Brother Jonathan was invented in North America during the 1700s (Diagram Group 128). Originally, the players tossed copper pennies at the board (Bell, Board and Table Games 132). You can use whatever coins or coin-like tokens you find most handy.
The rules for this game come from The Way to Play by the Diagram Group, p. 128, with additional information from Board and Table Games from Many Civilizations by R.C. Bell, pp. 131-132. The numbering for the board that I used is from Board and Table Games from Many Civilizations. The board shown in The Way to Play is nearly identical except that the 6 in the first row is replaced with a 7. The numbers in Bell's book made more sense to me because the board contains the numbers 1 through 11 (in random order) with 20 in a few places to give the players something higher to aim for. The lines for the two boards are also nearly identical, although they made a couple of the boxes a little different size. My lines are closer to the ones in The Way to Play because they looked better to me, easier to keep the boxes in proportion. You can mark your board as you wish.
I don't provide a printable board for this game because it would have to be bigger than standard 8.5 by 11 inch paper. (I couldn't find specific dimensions for the board, but it should be large enough for the coins or tokens used and for the numbers to be easily seen from whatever distance the players stand from the board.)
Players: 2 or more, can be played as a team game
Object: To earn more points than the other players by tossing coins on the board.
Equipment: Some coins (Or small coin-sized discs, like poker chips, if you don't want to use real money. According to Bell, they typically used five coins at a time (p. 132)), chalk to draw the board on the ground or a large piece of paper to draw the board for the indoor game.
Set Up: To set up the game, draw the diagram for the board (as shown) on the ground or on a large piece of paper. The board is the section at the top of the diagram that contains the small boxes with point values. (If you're drawing the board yourself on another large sheet of paper, you only need to draw the section with the point values. I just drew the whole diagram so that you would see the relationship of the board to the the line where players stand.)

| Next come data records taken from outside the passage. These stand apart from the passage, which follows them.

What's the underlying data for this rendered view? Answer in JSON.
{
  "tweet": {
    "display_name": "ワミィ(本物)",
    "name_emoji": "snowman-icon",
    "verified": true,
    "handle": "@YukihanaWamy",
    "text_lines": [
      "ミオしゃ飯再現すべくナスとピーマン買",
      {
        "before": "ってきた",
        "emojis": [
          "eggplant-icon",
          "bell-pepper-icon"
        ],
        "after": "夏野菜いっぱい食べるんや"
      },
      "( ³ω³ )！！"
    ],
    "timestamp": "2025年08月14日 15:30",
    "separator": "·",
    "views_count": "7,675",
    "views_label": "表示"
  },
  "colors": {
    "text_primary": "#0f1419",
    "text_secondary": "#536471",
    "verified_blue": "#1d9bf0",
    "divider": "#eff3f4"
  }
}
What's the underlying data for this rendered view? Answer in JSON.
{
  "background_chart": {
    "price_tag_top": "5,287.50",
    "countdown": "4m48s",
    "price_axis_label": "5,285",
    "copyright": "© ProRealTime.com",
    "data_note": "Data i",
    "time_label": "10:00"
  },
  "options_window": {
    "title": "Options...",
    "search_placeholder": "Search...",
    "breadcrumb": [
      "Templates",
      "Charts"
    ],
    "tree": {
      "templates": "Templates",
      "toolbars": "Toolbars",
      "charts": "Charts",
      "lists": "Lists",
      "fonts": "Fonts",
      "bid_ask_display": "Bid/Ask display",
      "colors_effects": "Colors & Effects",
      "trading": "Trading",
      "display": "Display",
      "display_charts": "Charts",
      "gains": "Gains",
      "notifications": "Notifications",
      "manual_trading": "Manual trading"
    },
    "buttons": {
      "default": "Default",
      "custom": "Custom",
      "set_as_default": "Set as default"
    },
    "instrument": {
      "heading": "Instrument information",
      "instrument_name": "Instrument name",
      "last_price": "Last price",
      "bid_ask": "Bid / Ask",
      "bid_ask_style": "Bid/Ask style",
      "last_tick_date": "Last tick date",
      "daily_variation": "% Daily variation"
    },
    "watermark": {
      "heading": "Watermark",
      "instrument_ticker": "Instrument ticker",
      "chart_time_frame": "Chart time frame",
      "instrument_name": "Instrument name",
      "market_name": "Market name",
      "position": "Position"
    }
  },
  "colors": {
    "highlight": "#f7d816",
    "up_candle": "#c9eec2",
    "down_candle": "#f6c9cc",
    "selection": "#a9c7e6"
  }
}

The boxes are different sizes and are worth different point values. The smallest boxes have higher point values than the larger ones.
Before the players begin playing, they should decide how they will determine the winner. There are two ways to do that, shown below.
Playing: Choose a spot for the players to stand (such as behind the line drawn across the bottom of the diagram). The players take turns standing in that spot and tossing a coin onto the board. The players earn points according to the value on the section where each coin lands. If a coin lands on or touching one of the lines, the player doesn't earn any points.
Winning: There are two ways to determine the winner:
Wall Jonathan:This is a variation on the basic Brother Jonathan game. The only difference is that the players don't toss their coins directly onto the board; they toss them against a wall so that they bounce back onto the board. Otherwise, the game is the same.